Exercise: Lines below containing the word "Page" should be copied out.
[Supplied material]
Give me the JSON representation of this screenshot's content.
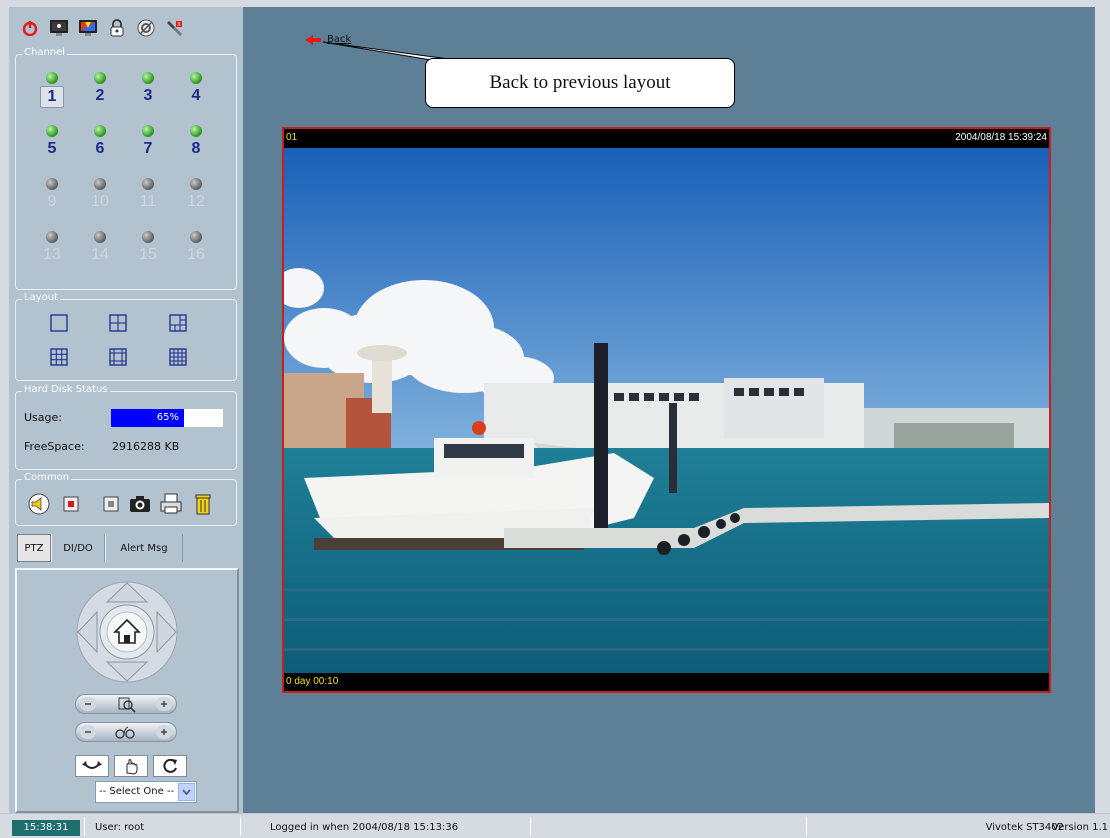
{
  "toolbar": {
    "icons": [
      "power-icon",
      "monitor-icon",
      "color-monitor-icon",
      "lock-icon",
      "settings-icon",
      "tools-icon"
    ]
  },
  "channel": {
    "title": "Channel",
    "channels": [
      {
        "num": "1",
        "active": true,
        "selected": true
      },
      {
        "num": "2",
        "active": true
      },
      {
        "num": "3",
        "active": true
      },
      {
        "num": "4",
        "active": true
      },
      {
        "num": "5",
        "active": true
      },
      {
        "num": "6",
        "active": true
      },
      {
        "num": "7",
        "active": true
      },
      {
        "num": "8",
        "active": true
      },
      {
        "num": "9",
        "active": false
      },
      {
        "num": "10",
        "active": false
      },
      {
        "num": "11",
        "active": false
      },
      {
        "num": "12",
        "active": false
      },
      {
        "num": "13",
        "active": false
      },
      {
        "num": "14",
        "active": false
      },
      {
        "num": "15",
        "active": false
      },
      {
        "num": "16",
        "active": false
      }
    ]
  },
  "layout": {
    "title": "Layout"
  },
  "harddisk": {
    "title": "Hard Disk Status",
    "usage_label": "Usage:",
    "usage_value": "65%",
    "usage_fraction": 0.65,
    "free_label": "FreeSpace:",
    "free_value": "2916288 KB"
  },
  "common": {
    "title": "Common",
    "icons": [
      "speaker-icon",
      "record-icon",
      "stop-icon",
      "camera-icon",
      "print-icon",
      "trash-icon"
    ]
  },
  "tabs": [
    {
      "label": "PTZ"
    },
    {
      "label": "DI/DO"
    },
    {
      "label": "Alert Msg"
    }
  ],
  "ptz": {
    "select_value": "-- Select One --"
  },
  "main": {
    "back_label": "Back",
    "callout": "Back to previous layout"
  },
  "video": {
    "channel": "01",
    "timestamp": "2004/08/18 15:39:24",
    "uptime": "0 day  00:10"
  },
  "status": {
    "clock": "15:38:31",
    "user": "User: root",
    "login": "Logged in when  2004/08/18 15:13:36",
    "product": "Vivotek ST3402",
    "version": "Version 1.1"
  },
  "colors": {
    "panel": "#b2c2cf",
    "main_bg": "#5d8097",
    "border_red": "#cc1d1d",
    "usage_bar": "#0000ff",
    "clock_bg": "#1f6e6e"
  }
}
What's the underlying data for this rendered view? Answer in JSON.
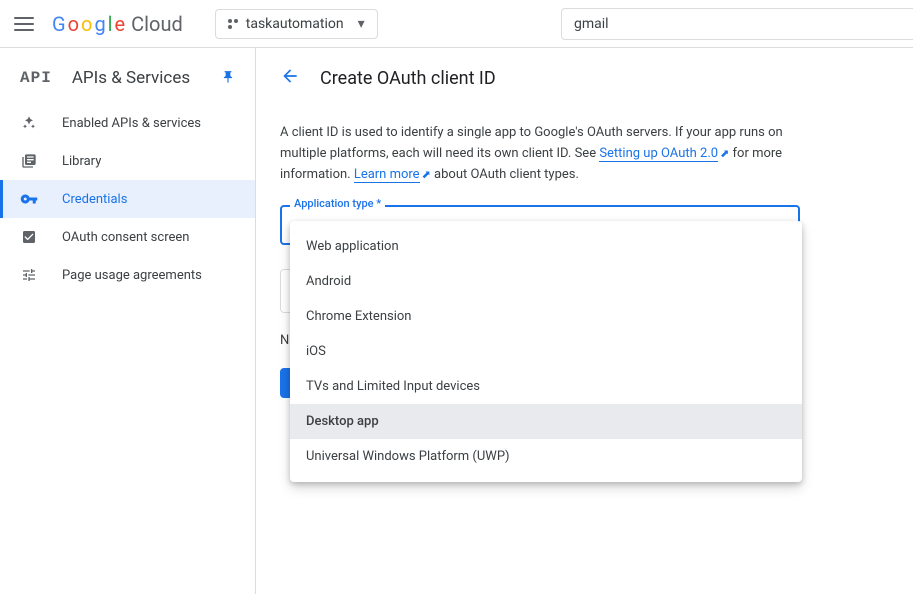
{
  "header": {
    "logo_text": "Google Cloud",
    "project_name": "taskautomation",
    "search_value": "gmail"
  },
  "sidebar": {
    "api_badge": "API",
    "title": "APIs & Services",
    "items": [
      {
        "label": "Enabled APIs & services",
        "icon": "diamond"
      },
      {
        "label": "Library",
        "icon": "library"
      },
      {
        "label": "Credentials",
        "icon": "key",
        "active": true
      },
      {
        "label": "OAuth consent screen",
        "icon": "consent"
      },
      {
        "label": "Page usage agreements",
        "icon": "agreements"
      }
    ]
  },
  "main": {
    "title": "Create OAuth client ID",
    "description_part1": "A client ID is used to identify a single app to Google's OAuth servers. If your app runs on multiple platforms, each will need its own client ID. See ",
    "link1": "Setting up OAuth 2.0",
    "description_part2": " for more information. ",
    "link2": "Learn more",
    "description_part3": " about OAuth client types.",
    "field_label": "Application type *",
    "note_prefix": "N",
    "dropdown_options": [
      {
        "label": "Web application"
      },
      {
        "label": "Android"
      },
      {
        "label": "Chrome Extension"
      },
      {
        "label": "iOS"
      },
      {
        "label": "TVs and Limited Input devices"
      },
      {
        "label": "Desktop app",
        "highlighted": true
      },
      {
        "label": "Universal Windows Platform (UWP)"
      }
    ]
  }
}
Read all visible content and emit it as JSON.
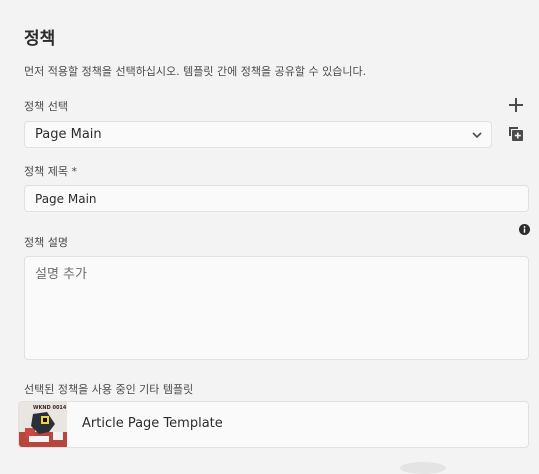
{
  "panel": {
    "title": "정책",
    "description": "먼저 적용할 정책을 선택하십시오. 템플릿 간에 정책을 공유할 수 있습니다."
  },
  "policy_select": {
    "label": "정책 선택",
    "value": "Page Main",
    "icons": [
      "plus-icon",
      "duplicate-icon",
      "chevron-down-icon"
    ]
  },
  "policy_title": {
    "label": "정책 제목 *",
    "value": "Page Main"
  },
  "policy_description": {
    "label": "정책 설명",
    "placeholder": "설명 추가",
    "icon": "info-icon"
  },
  "other_templates": {
    "label": "선택된 정책을 사용 중인 기타 템플릿",
    "items": [
      {
        "name": "Article Page Template",
        "thumb_text": "WKND 0014"
      }
    ]
  },
  "colors": {
    "background": "#f3f3f3",
    "field_background": "#fafafa",
    "field_border": "#e1e1e1",
    "text": "#2c2c2c"
  }
}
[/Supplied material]
Output below:
        "label": "Page usage agreements",
    "value": "Page Main",
    "value": "Page Main"
        "name": "Article Page Template",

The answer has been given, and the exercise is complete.